[Data records for software interfaces]

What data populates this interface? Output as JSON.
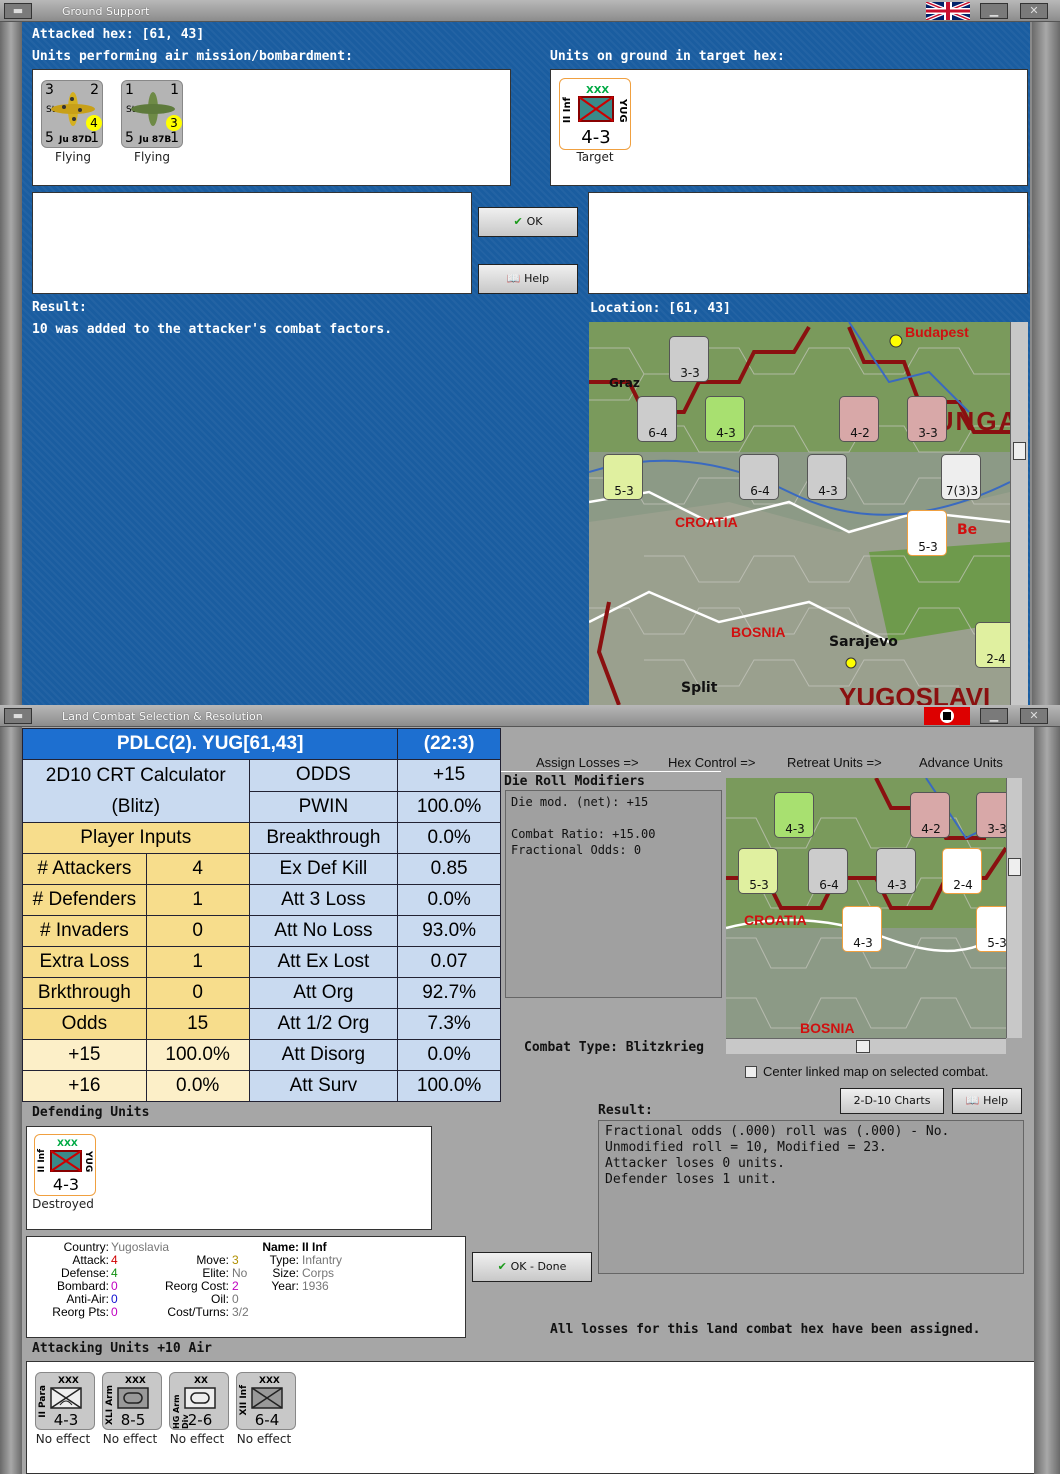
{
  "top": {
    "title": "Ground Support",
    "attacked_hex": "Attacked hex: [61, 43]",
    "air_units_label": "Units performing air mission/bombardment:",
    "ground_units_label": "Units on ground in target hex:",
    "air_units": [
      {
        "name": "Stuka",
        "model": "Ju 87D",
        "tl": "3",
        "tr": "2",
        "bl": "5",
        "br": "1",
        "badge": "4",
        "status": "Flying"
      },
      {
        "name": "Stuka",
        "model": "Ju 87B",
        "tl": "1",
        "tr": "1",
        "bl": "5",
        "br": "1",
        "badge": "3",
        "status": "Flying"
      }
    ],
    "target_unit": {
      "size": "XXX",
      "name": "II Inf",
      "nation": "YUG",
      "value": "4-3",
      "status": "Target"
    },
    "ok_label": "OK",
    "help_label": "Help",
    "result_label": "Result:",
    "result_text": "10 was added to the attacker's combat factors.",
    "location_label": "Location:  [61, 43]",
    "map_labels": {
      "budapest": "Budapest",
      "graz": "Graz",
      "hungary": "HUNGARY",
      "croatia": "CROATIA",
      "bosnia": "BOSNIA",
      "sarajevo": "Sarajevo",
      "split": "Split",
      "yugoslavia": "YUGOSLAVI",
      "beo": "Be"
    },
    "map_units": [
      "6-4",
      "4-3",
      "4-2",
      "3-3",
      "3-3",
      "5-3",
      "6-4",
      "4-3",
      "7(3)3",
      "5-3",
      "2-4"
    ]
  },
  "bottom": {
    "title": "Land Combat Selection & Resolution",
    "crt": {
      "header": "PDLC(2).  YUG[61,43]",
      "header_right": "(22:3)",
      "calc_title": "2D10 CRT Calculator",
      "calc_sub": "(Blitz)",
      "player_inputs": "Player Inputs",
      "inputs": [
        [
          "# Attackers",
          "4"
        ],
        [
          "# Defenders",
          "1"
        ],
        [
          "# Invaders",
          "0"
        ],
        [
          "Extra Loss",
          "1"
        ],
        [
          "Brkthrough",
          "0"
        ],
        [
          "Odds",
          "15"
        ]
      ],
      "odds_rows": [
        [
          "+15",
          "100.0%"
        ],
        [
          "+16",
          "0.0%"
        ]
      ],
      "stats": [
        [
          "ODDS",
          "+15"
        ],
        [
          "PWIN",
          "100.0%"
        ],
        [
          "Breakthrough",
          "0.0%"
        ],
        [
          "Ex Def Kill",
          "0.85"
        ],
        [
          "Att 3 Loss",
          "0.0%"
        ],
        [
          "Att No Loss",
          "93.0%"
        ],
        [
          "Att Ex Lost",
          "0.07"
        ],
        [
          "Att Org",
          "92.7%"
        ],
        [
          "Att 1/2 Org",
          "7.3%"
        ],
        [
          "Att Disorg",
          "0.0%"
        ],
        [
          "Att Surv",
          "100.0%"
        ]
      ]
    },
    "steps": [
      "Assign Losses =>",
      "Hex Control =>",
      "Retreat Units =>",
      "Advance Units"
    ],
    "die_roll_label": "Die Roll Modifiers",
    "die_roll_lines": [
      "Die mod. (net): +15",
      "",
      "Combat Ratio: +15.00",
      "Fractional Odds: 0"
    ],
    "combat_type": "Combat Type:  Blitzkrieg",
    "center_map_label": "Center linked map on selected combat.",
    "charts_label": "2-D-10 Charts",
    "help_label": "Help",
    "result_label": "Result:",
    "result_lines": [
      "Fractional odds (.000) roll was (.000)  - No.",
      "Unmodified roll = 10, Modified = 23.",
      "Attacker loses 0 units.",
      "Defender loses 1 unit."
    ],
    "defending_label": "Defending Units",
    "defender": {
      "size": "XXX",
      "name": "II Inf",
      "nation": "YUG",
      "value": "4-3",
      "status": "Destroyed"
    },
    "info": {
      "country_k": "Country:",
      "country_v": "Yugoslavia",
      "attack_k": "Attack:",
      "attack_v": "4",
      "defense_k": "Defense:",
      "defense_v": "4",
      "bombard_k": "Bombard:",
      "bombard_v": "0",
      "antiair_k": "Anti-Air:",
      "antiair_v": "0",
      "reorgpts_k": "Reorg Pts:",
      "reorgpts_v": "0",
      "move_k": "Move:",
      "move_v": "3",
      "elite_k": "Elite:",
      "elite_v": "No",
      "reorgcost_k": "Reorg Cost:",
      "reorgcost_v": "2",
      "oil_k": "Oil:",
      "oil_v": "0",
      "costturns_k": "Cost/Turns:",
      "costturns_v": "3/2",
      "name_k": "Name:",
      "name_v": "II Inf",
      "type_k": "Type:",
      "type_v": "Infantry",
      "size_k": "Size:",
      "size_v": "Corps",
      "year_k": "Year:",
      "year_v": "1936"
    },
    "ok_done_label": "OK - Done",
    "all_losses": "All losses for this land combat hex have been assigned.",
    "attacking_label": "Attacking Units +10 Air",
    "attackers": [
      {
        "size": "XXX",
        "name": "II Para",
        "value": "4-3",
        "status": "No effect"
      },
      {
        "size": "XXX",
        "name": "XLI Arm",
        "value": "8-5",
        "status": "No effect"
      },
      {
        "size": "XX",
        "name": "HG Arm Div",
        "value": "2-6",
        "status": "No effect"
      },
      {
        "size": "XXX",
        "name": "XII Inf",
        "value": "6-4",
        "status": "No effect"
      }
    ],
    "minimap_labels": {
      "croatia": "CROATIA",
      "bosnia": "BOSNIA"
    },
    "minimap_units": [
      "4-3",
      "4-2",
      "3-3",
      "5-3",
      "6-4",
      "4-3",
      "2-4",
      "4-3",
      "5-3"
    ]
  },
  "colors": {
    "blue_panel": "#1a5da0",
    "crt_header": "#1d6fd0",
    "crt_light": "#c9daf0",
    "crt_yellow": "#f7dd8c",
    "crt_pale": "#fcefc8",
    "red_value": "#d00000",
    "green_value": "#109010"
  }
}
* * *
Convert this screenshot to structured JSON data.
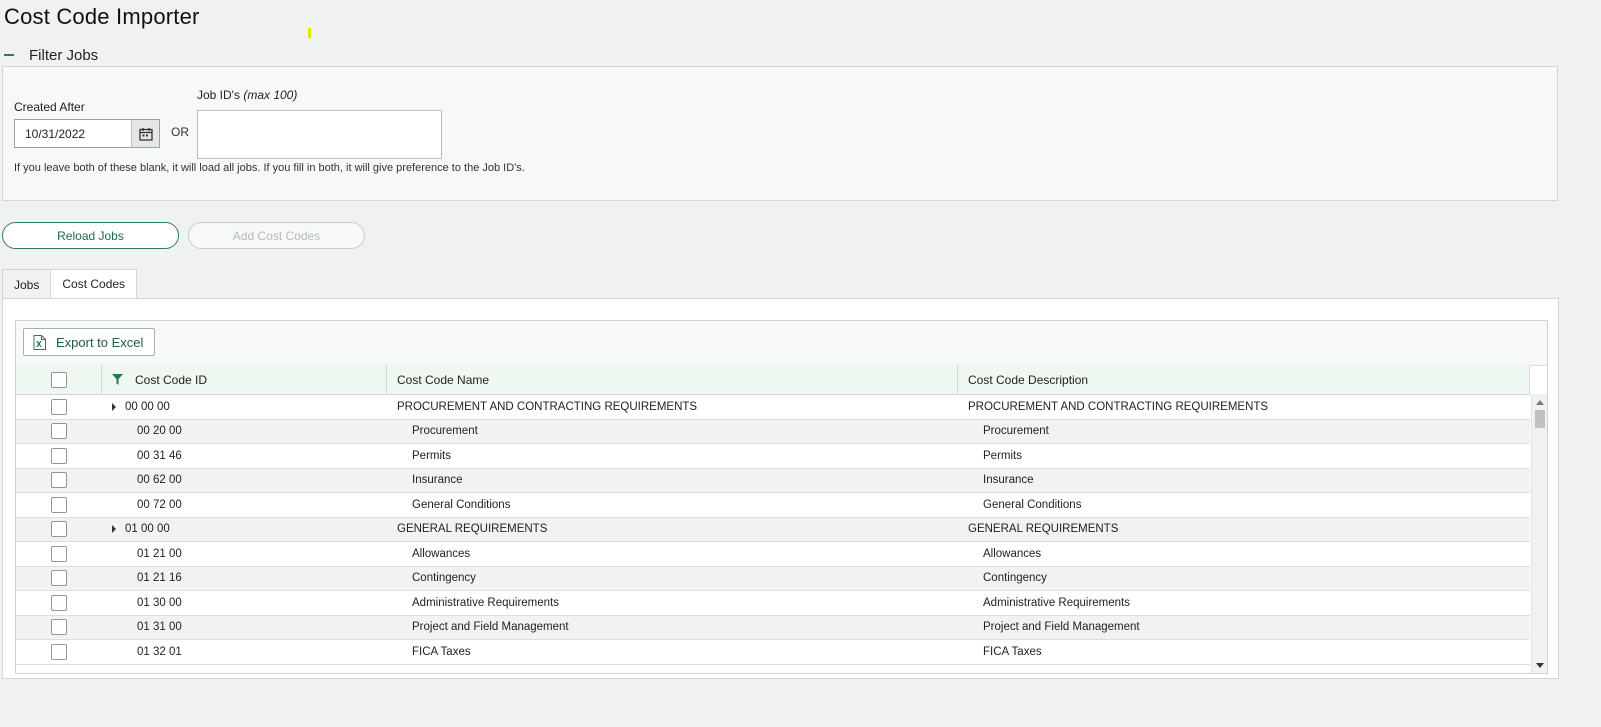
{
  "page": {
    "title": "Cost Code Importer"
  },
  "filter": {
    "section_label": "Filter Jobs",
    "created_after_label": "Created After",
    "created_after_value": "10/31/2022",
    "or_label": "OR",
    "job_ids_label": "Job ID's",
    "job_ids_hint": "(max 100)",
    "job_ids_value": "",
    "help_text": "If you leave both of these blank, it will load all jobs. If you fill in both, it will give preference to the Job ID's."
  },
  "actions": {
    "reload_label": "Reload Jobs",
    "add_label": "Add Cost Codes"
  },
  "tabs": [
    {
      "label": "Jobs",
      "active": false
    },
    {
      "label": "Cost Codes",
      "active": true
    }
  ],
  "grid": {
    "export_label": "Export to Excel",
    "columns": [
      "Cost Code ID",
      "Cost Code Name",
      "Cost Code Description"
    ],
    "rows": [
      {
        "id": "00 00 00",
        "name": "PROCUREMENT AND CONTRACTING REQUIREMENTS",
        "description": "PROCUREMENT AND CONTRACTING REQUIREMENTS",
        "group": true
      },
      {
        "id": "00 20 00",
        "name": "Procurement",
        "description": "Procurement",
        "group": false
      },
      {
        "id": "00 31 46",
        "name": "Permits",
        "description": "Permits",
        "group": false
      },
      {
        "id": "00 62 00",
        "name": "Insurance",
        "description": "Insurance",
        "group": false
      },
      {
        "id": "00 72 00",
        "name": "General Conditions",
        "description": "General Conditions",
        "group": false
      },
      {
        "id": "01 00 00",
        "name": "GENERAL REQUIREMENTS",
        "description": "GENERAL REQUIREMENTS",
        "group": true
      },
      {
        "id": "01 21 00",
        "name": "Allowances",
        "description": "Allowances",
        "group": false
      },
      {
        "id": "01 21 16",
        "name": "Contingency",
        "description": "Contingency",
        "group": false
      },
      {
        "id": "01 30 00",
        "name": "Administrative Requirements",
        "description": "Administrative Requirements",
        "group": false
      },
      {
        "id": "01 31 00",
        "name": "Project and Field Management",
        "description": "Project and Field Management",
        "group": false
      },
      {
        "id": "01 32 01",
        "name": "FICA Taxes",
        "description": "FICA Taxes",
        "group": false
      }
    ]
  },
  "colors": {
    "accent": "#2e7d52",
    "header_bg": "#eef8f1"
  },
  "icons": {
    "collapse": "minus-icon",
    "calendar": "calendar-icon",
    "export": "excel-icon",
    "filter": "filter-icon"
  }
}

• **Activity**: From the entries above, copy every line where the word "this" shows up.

• **Response below**:
What data populates this interface? Output as JSON.
    "all_losses": "All losses for this land combat hex have been assigned.",
Convert this screenshot to structured JSON data.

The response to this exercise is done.